## Aim of the task
Give back an exact copy of the entries beneath, minus the pictures.

[Element data from apps and pages]
== Segment start ==

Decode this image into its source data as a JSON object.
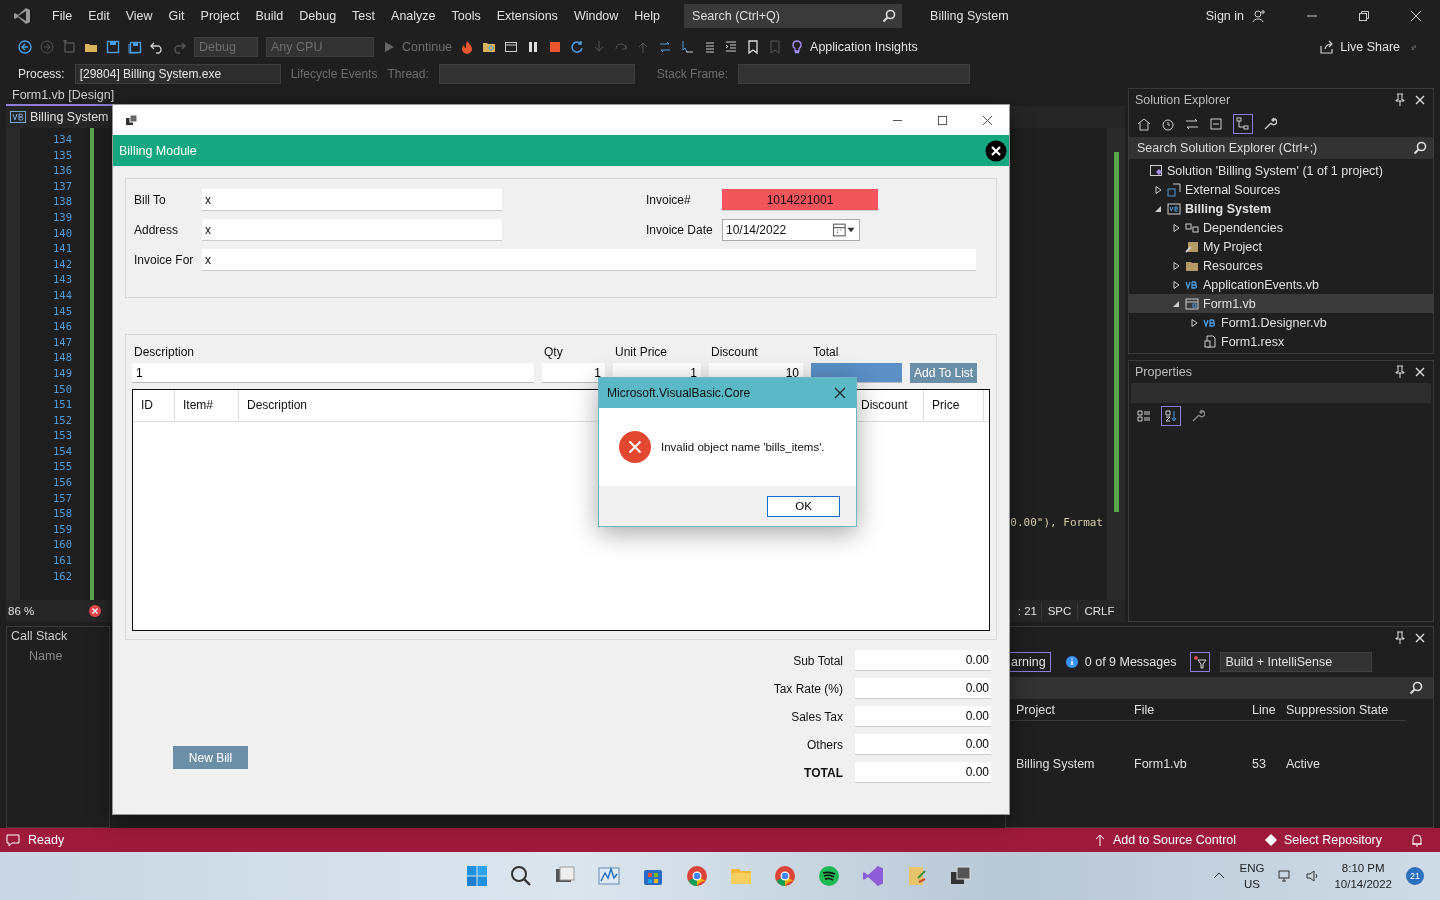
{
  "menu": [
    "File",
    "Edit",
    "View",
    "Git",
    "Project",
    "Build",
    "Debug",
    "Test",
    "Analyze",
    "Tools",
    "Extensions",
    "Window",
    "Help"
  ],
  "search": {
    "placeholder": "Search (Ctrl+Q)"
  },
  "solution_name": "Billing System",
  "sign_in": "Sign in",
  "toolbar": {
    "configuration": "Debug",
    "platform": "Any CPU",
    "continue": "Continue",
    "insights": "Application Insights",
    "live_share": "Live Share"
  },
  "debug_bar": {
    "process_label": "Process:",
    "process": "[29804] Billing System.exe",
    "lifecycle": "Lifecycle Events",
    "thread_label": "Thread:",
    "stack_frame_label": "Stack Frame:"
  },
  "editor": {
    "tab": "Form1.vb [Design]",
    "scope": "Billing System",
    "line_numbers": [
      "134",
      "135",
      "136",
      "137",
      "138",
      "139",
      "140",
      "141",
      "142",
      "143",
      "144",
      "145",
      "146",
      "147",
      "148",
      "149",
      "150",
      "151",
      "152",
      "153",
      "154",
      "155",
      "156",
      "157",
      "158",
      "159",
      "160",
      "161",
      "162"
    ],
    "code_fragment": "0.00\"), Format",
    "zoom": "86 %",
    "status": [
      ": 21",
      "SPC",
      "CRLF"
    ]
  },
  "solution_explorer": {
    "title": "Solution Explorer",
    "search_placeholder": "Search Solution Explorer (Ctrl+;)",
    "tree": [
      {
        "label": "Solution 'Billing System' (1 of 1 project)",
        "kind": "solution",
        "selected": false,
        "children": [
          {
            "label": "External Sources",
            "kind": "external",
            "expanded": false,
            "selected": false
          },
          {
            "label": "Billing System",
            "kind": "project",
            "expanded": true,
            "selected": false,
            "children": [
              {
                "label": "Dependencies",
                "kind": "dependencies",
                "expanded": false,
                "selected": false
              },
              {
                "label": "My Project",
                "kind": "settings",
                "selected": false
              },
              {
                "label": "Resources",
                "kind": "folder",
                "expanded": false,
                "selected": false
              },
              {
                "label": "ApplicationEvents.vb",
                "kind": "vb",
                "expanded": false,
                "selected": false
              },
              {
                "label": "Form1.vb",
                "kind": "form",
                "expanded": true,
                "selected": true,
                "children": [
                  {
                    "label": "Form1.Designer.vb",
                    "kind": "vb",
                    "expanded": false,
                    "selected": false
                  },
                  {
                    "label": "Form1.resx",
                    "kind": "resx",
                    "selected": false
                  }
                ]
              }
            ]
          }
        ]
      }
    ]
  },
  "properties": {
    "title": "Properties"
  },
  "call_stack": {
    "title": "Call Stack",
    "column": "Name"
  },
  "error_list": {
    "warnings_button": "arning",
    "messages": "0 of 9 Messages",
    "scope": "Build + IntelliSense",
    "columns": [
      "Project",
      "File",
      "Line",
      "Suppression State"
    ],
    "rows": [
      [
        "Billing System",
        "Form1.vb",
        "53",
        "Active"
      ]
    ]
  },
  "status_bar": {
    "state": "Ready",
    "source_control": "Add to Source Control",
    "repository": "Select Repository"
  },
  "form": {
    "header": "Billing Module",
    "bill_to": {
      "label": "Bill To",
      "value": "x"
    },
    "address": {
      "label": "Address",
      "value": "x"
    },
    "invoice_for": {
      "label": "Invoice For",
      "value": "x"
    },
    "invoice_no": {
      "label": "Invoice#",
      "value": "1014221001"
    },
    "invoice_date": {
      "label": "Invoice Date",
      "value": "10/14/2022"
    },
    "item_fields": [
      {
        "label": "Description",
        "value": "1"
      },
      {
        "label": "Qty",
        "value": "1"
      },
      {
        "label": "Unit Price",
        "value": "1"
      },
      {
        "label": "Discount",
        "value": "10"
      },
      {
        "label": "Total"
      }
    ],
    "add_button": "Add To List",
    "grid_columns": [
      "ID",
      "Item#",
      "Description",
      "Discount",
      "Price"
    ],
    "totals": [
      {
        "label": "Sub Total",
        "value": "0.00"
      },
      {
        "label": "Tax Rate (%)",
        "value": "0.00"
      },
      {
        "label": "Sales Tax",
        "value": "0.00"
      },
      {
        "label": "Others",
        "value": "0.00"
      },
      {
        "label": "TOTAL",
        "value": "0.00",
        "kind": "grand"
      }
    ],
    "new_bill": "New Bill"
  },
  "dialog": {
    "title": "Microsoft.VisualBasic.Core",
    "message": "Invalid object name 'bills_items'.",
    "button": "OK"
  },
  "taskbar": {
    "apps": [
      {
        "kind": "start"
      },
      {
        "kind": "search"
      },
      {
        "kind": "window"
      },
      {
        "kind": "chart"
      },
      {
        "kind": "store"
      },
      {
        "kind": "browser"
      },
      {
        "kind": "folder"
      },
      {
        "kind": "browser"
      },
      {
        "kind": "music"
      },
      {
        "kind": "studio"
      },
      {
        "kind": "notes"
      },
      {
        "kind": "desktop"
      }
    ],
    "language": "ENG",
    "region": "US",
    "time": "8:10 PM",
    "date": "10/14/2022",
    "badge": "21"
  }
}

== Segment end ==

## Result of this exercise
Decode this image into its source data as a JSON object.
{
  "menu": [
    "File",
    "Edit",
    "View",
    "Git",
    "Project",
    "Build",
    "Debug",
    "Test",
    "Analyze",
    "Tools",
    "Extensions",
    "Window",
    "Help"
  ],
  "search": {
    "placeholder": "Search (Ctrl+Q)"
  },
  "solution_name": "Billing System",
  "sign_in": "Sign in",
  "toolbar": {
    "configuration": "Debug",
    "platform": "Any CPU",
    "continue": "Continue",
    "insights": "Application Insights",
    "live_share": "Live Share"
  },
  "debug_bar": {
    "process_label": "Process:",
    "process": "[29804] Billing System.exe",
    "lifecycle": "Lifecycle Events",
    "thread_label": "Thread:",
    "stack_frame_label": "Stack Frame:"
  },
  "editor": {
    "tab": "Form1.vb [Design]",
    "scope": "Billing System",
    "line_numbers": [
      "134",
      "135",
      "136",
      "137",
      "138",
      "139",
      "140",
      "141",
      "142",
      "143",
      "144",
      "145",
      "146",
      "147",
      "148",
      "149",
      "150",
      "151",
      "152",
      "153",
      "154",
      "155",
      "156",
      "157",
      "158",
      "159",
      "160",
      "161",
      "162"
    ],
    "code_fragment": "0.00\"), Format",
    "zoom": "86 %",
    "status": [
      ": 21",
      "SPC",
      "CRLF"
    ]
  },
  "solution_explorer": {
    "title": "Solution Explorer",
    "search_placeholder": "Search Solution Explorer (Ctrl+;)",
    "tree": [
      {
        "label": "Solution 'Billing System' (1 of 1 project)",
        "kind": "solution",
        "selected": false,
        "children": [
          {
            "label": "External Sources",
            "kind": "external",
            "expanded": false,
            "selected": false
          },
          {
            "label": "Billing System",
            "kind": "project",
            "expanded": true,
            "selected": false,
            "children": [
              {
                "label": "Dependencies",
                "kind": "dependencies",
                "expanded": false,
                "selected": false
              },
              {
                "label": "My Project",
                "kind": "settings",
                "selected": false
              },
              {
                "label": "Resources",
                "kind": "folder",
                "expanded": false,
                "selected": false
              },
              {
                "label": "ApplicationEvents.vb",
                "kind": "vb",
                "expanded": false,
                "selected": false
              },
              {
                "label": "Form1.vb",
                "kind": "form",
                "expanded": true,
                "selected": true,
                "children": [
                  {
                    "label": "Form1.Designer.vb",
                    "kind": "vb",
                    "expanded": false,
                    "selected": false
                  },
                  {
                    "label": "Form1.resx",
                    "kind": "resx",
                    "selected": false
                  }
                ]
              }
            ]
          }
        ]
      }
    ]
  },
  "properties": {
    "title": "Properties"
  },
  "call_stack": {
    "title": "Call Stack",
    "column": "Name"
  },
  "error_list": {
    "warnings_button": "arning",
    "messages": "0 of 9 Messages",
    "scope": "Build + IntelliSense",
    "columns": [
      "Project",
      "File",
      "Line",
      "Suppression State"
    ],
    "rows": [
      [
        "Billing System",
        "Form1.vb",
        "53",
        "Active"
      ]
    ]
  },
  "status_bar": {
    "state": "Ready",
    "source_control": "Add to Source Control",
    "repository": "Select Repository"
  },
  "form": {
    "header": "Billing Module",
    "bill_to": {
      "label": "Bill To",
      "value": "x"
    },
    "address": {
      "label": "Address",
      "value": "x"
    },
    "invoice_for": {
      "label": "Invoice For",
      "value": "x"
    },
    "invoice_no": {
      "label": "Invoice#",
      "value": "1014221001"
    },
    "invoice_date": {
      "label": "Invoice Date",
      "value": "10/14/2022"
    },
    "item_fields": [
      {
        "label": "Description",
        "value": "1"
      },
      {
        "label": "Qty",
        "value": "1"
      },
      {
        "label": "Unit Price",
        "value": "1"
      },
      {
        "label": "Discount",
        "value": "10"
      },
      {
        "label": "Total"
      }
    ],
    "add_button": "Add To List",
    "grid_columns": [
      "ID",
      "Item#",
      "Description",
      "Discount",
      "Price"
    ],
    "totals": [
      {
        "label": "Sub Total",
        "value": "0.00"
      },
      {
        "label": "Tax Rate (%)",
        "value": "0.00"
      },
      {
        "label": "Sales Tax",
        "value": "0.00"
      },
      {
        "label": "Others",
        "value": "0.00"
      },
      {
        "label": "TOTAL",
        "value": "0.00",
        "kind": "grand"
      }
    ],
    "new_bill": "New Bill"
  },
  "dialog": {
    "title": "Microsoft.VisualBasic.Core",
    "message": "Invalid object name 'bills_items'.",
    "button": "OK"
  },
  "taskbar": {
    "apps": [
      {
        "kind": "start"
      },
      {
        "kind": "search"
      },
      {
        "kind": "window"
      },
      {
        "kind": "chart"
      },
      {
        "kind": "store"
      },
      {
        "kind": "browser"
      },
      {
        "kind": "folder"
      },
      {
        "kind": "browser"
      },
      {
        "kind": "music"
      },
      {
        "kind": "studio"
      },
      {
        "kind": "notes"
      },
      {
        "kind": "desktop"
      }
    ],
    "language": "ENG",
    "region": "US",
    "time": "8:10 PM",
    "date": "10/14/2022",
    "badge": "21"
  }
}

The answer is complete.